Task directions: Count how many lines in the data hold "facturación". Only the number.

──────── Records provided

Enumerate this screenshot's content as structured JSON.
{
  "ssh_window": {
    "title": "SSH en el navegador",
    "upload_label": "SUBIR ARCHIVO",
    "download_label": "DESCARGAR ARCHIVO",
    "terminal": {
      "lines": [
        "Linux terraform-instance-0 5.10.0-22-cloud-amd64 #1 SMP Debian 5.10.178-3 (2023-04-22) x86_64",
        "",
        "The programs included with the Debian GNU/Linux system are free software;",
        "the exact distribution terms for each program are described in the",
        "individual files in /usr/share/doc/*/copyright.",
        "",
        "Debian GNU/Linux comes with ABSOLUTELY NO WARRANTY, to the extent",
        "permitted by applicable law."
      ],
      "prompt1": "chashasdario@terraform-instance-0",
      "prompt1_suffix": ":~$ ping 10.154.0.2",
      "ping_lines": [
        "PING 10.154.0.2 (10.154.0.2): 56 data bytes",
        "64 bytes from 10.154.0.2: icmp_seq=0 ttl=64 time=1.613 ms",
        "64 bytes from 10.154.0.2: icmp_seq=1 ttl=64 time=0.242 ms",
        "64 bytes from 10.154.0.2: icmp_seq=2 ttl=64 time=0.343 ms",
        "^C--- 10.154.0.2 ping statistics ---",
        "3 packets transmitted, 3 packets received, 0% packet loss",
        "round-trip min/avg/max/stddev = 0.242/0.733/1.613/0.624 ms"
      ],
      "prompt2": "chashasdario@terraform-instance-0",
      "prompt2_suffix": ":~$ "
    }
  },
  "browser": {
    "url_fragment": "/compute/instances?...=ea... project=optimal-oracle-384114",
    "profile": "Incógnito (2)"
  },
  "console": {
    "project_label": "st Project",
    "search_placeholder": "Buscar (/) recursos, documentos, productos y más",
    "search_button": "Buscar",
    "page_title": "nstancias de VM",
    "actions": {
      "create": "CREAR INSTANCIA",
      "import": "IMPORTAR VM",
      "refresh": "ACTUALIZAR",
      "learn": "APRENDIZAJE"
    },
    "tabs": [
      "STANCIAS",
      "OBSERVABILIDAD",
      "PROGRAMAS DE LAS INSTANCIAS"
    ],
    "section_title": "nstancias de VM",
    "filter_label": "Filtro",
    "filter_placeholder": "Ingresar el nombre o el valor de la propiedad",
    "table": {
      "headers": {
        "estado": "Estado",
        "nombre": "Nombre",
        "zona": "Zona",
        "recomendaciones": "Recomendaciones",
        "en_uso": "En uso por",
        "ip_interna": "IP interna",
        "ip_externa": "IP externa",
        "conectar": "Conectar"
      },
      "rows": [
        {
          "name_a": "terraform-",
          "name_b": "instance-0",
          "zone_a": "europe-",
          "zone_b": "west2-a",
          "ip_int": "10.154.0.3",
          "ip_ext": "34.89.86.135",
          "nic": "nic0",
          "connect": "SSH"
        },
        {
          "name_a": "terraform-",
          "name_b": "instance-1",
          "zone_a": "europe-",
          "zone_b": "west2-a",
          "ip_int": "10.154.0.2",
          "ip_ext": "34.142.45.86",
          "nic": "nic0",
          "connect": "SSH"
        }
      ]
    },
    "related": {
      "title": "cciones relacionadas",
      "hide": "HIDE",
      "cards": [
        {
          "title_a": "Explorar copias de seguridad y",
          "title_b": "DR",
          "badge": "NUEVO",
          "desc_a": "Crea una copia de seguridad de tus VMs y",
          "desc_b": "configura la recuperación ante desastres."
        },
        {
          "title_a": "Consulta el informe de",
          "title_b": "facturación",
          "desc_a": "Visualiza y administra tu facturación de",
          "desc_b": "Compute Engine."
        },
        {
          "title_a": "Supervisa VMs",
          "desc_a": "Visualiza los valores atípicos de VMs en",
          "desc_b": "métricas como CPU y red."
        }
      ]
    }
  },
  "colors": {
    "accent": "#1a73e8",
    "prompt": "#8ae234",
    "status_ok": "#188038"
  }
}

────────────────

Reply to the exercise: 2